This week we once again came back from the brink of congressional implosion and consequent government shutdown. On March 3, after weeks of threats, hyperbole, petty tantrums, and partisan bickering, the House of Representatives voted 257 to 167 to fund the Department of Homeland Security (DHS) through the end of the fiscal year 2015. DHS was mere hours away from running out of money and being forced to shut down.
It is truly stunning to witness the lengths that Congressional Republican extremists are willing to go to achieve their aims. At a time of heightened security tensions at home and across the world, the Republican-controlled House of Representatives tip-toed to the brink of letting DHS funding run out simply because they couldn't stand to see the president exercise his lawful authority on immigration enforcement policy.
Why were these extremists willing to shut down our national security infrastructure? Simply put, because they couldn't stand President Obama enacting humane, rational, cost-saving immigration policies -- policies that would, for one, put an end to the senseless separation of U.S. citizen children from their undocumented parents. This xenophobic streak in the right wing of the GOP has appeared to drive its adherents to madness.
Speaker of the House John Boehner may not personally harbor the antipathy for Latinos that is evident in the radical right of his party. But he is empowering those in the Republican Party who will stop at nothing to block any attempt to help the Latino community. Rather than stand behind sensible GOP voices who understand the Latino community and who are ready to engage with America's future, Speaker Boehner has yet again capitulated to the backward-looking bloc of the GOP that cannot seem to come to terms with a changing America.
Latino voters have been watching this farce, and they are as fed up with the GOP's extremism. Each time congressional Republicans go to absurd lengths in opposing whatever policies would benefit Hispanics, it only reinforces what Latino voters now believe in their bones: that congressional Republicans don't want Latinos in their tent, will never want Latinos in their tent, and couldn't care less about the Latino community's interests.

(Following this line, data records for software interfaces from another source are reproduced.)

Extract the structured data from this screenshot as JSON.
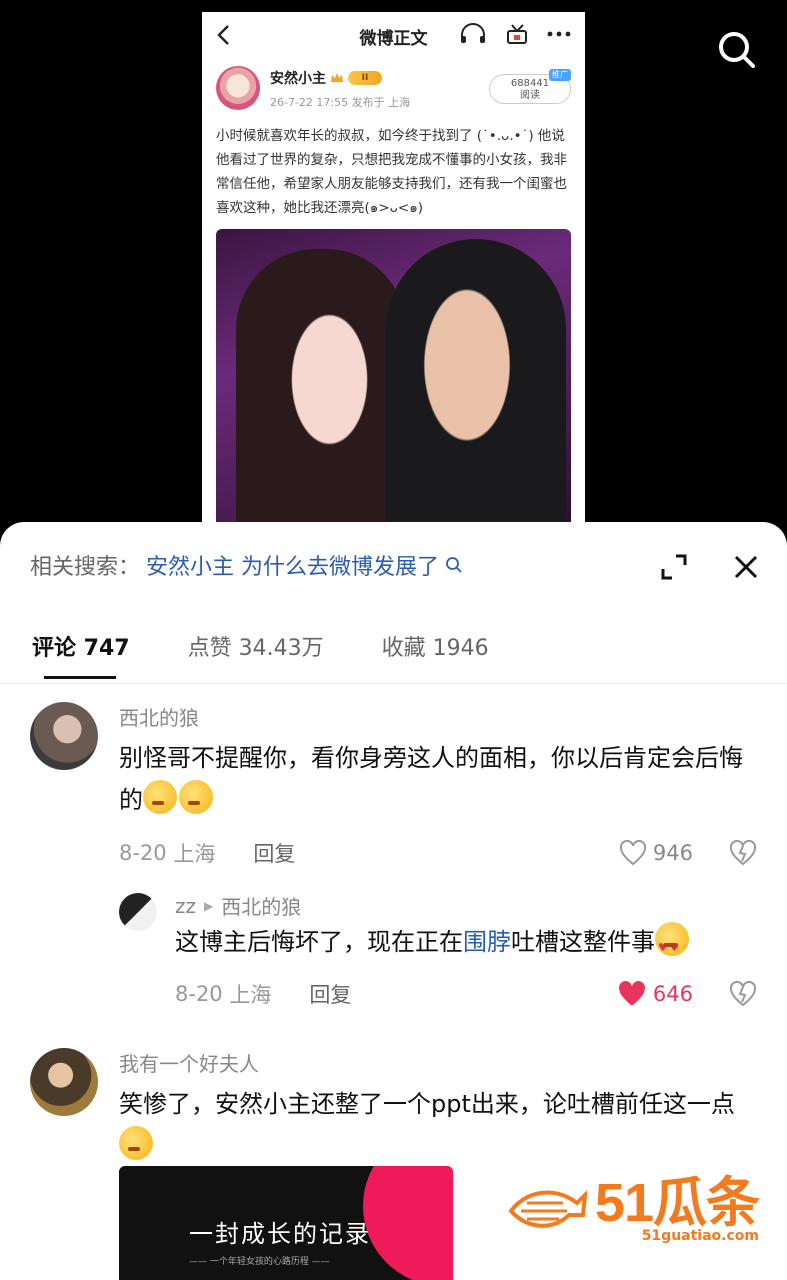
{
  "weibo": {
    "nav_title": "微博正文",
    "author_name": "安然小主",
    "vip_badge": "II",
    "meta": "26-7-22 17:55  发布于 上海",
    "read_count": "688441",
    "read_label": "阅读",
    "ad_badge": "推广",
    "post_text": "小时候就喜欢年长的叔叔，如今终于找到了 (˙•.ᴗ.•˙) 他说他看过了世界的复杂，只想把我宠成不懂事的小女孩，我非常信任他，希望家人朋友能够支持我们，还有我一个闺蜜也喜欢这种，她比我还漂亮(๑>ᴗ<๑)"
  },
  "related_search": {
    "label": "相关搜索：",
    "query": "安然小主 为什么去微博发展了"
  },
  "tabs": [
    {
      "label": "评论 747"
    },
    {
      "label": "点赞 34.43万"
    },
    {
      "label": "收藏 1946"
    }
  ],
  "comments": [
    {
      "author": "西北的狼",
      "text": "别怪哥不提醒你，看你身旁这人的面相，你以后肯定会后悔的",
      "date": "8-20",
      "location": "上海",
      "reply_label": "回复",
      "likes": "946",
      "replies": [
        {
          "author": "zz",
          "reply_to": "西北的狼",
          "text_before": "这博主后悔坏了，现在正在",
          "link": "围脖",
          "text_after": "吐槽这整件事",
          "date": "8-20",
          "location": "上海",
          "reply_label": "回复",
          "likes": "646"
        }
      ]
    },
    {
      "author": "我有一个好夫人",
      "text": "笑惨了，安然小主还整了一个ppt出来，论吐槽前任这一点"
    }
  ],
  "thumbnail": {
    "title": "一封成长的记录",
    "subtitle": "—— 一个年轻女孩的心路历程 ——"
  },
  "watermark": {
    "brand": "51瓜条",
    "url": "51guatiao.com",
    "color": "#f47a1e"
  }
}
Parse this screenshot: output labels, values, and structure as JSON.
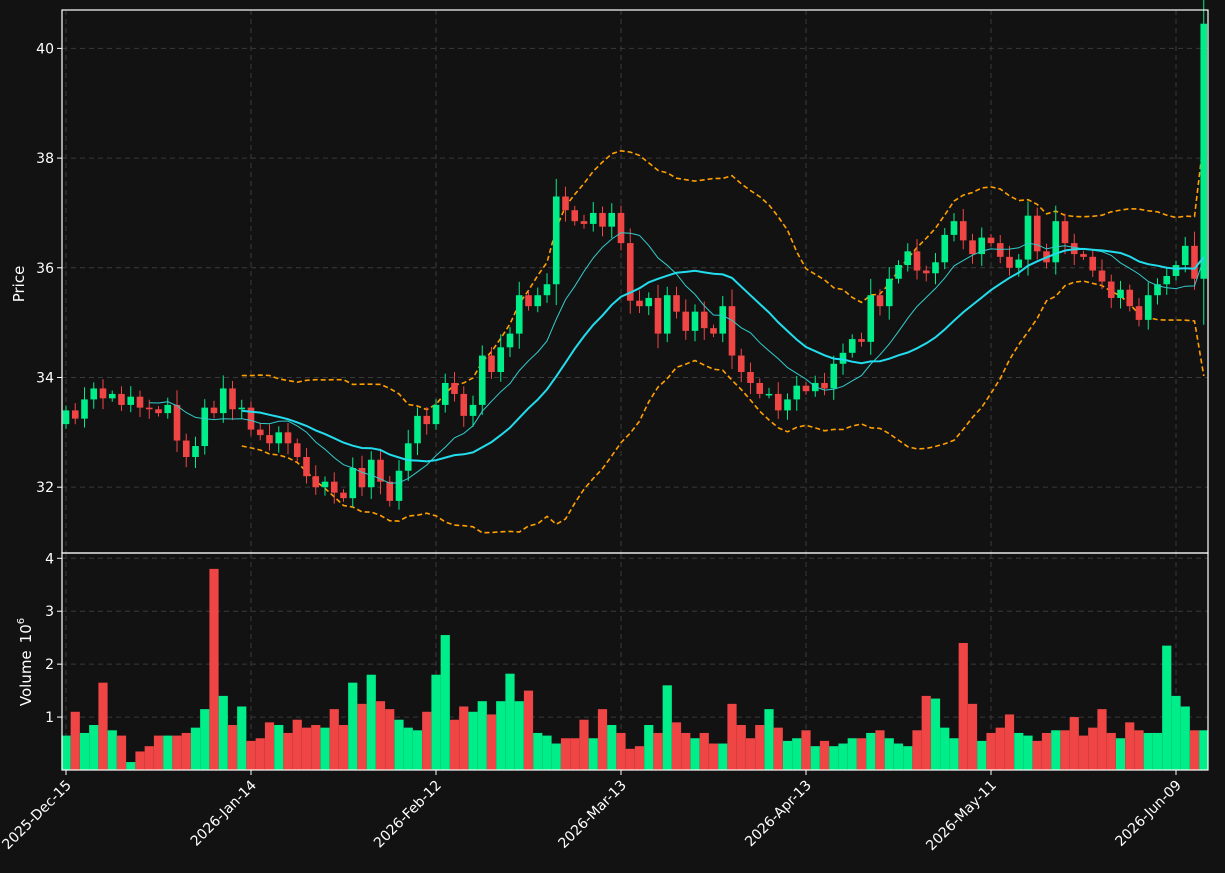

Latino voters are smart enough to understand the difference between policy disagreement and personal disdain. This recent debacle reveals that while it is never too late to change course, Republican leaders may actually need to take the wheel themselves rather than merely sit back and hope that the party as a whole will gradually choose to embrace the future.
On March 3, National Council of La Raza (NCLR) President and CEO Janet Murguía blasted the Republican Party for its ongoing hostility toward Latinos, writing that "when it comes to Hispanics and their families, too many in the Republican Party simply don't care." She continued, "What kind of statement does it make that pro-defense House Republicans would put our national security at risk than allow any amount of relief on immigration? ... there is a malignancy in the Republican Party, and it is growing. ... Today, the extreme has become the Republican Party mainstream."
As the 2016 elections rapidly approach and the Republican Party solidifies its plans to try to take back the White House, GOP leaders would do well to heed Murguía's recent words of warning: "[I]f they [the Republican Party] don't change course, they will lose the Latino vote for a generation."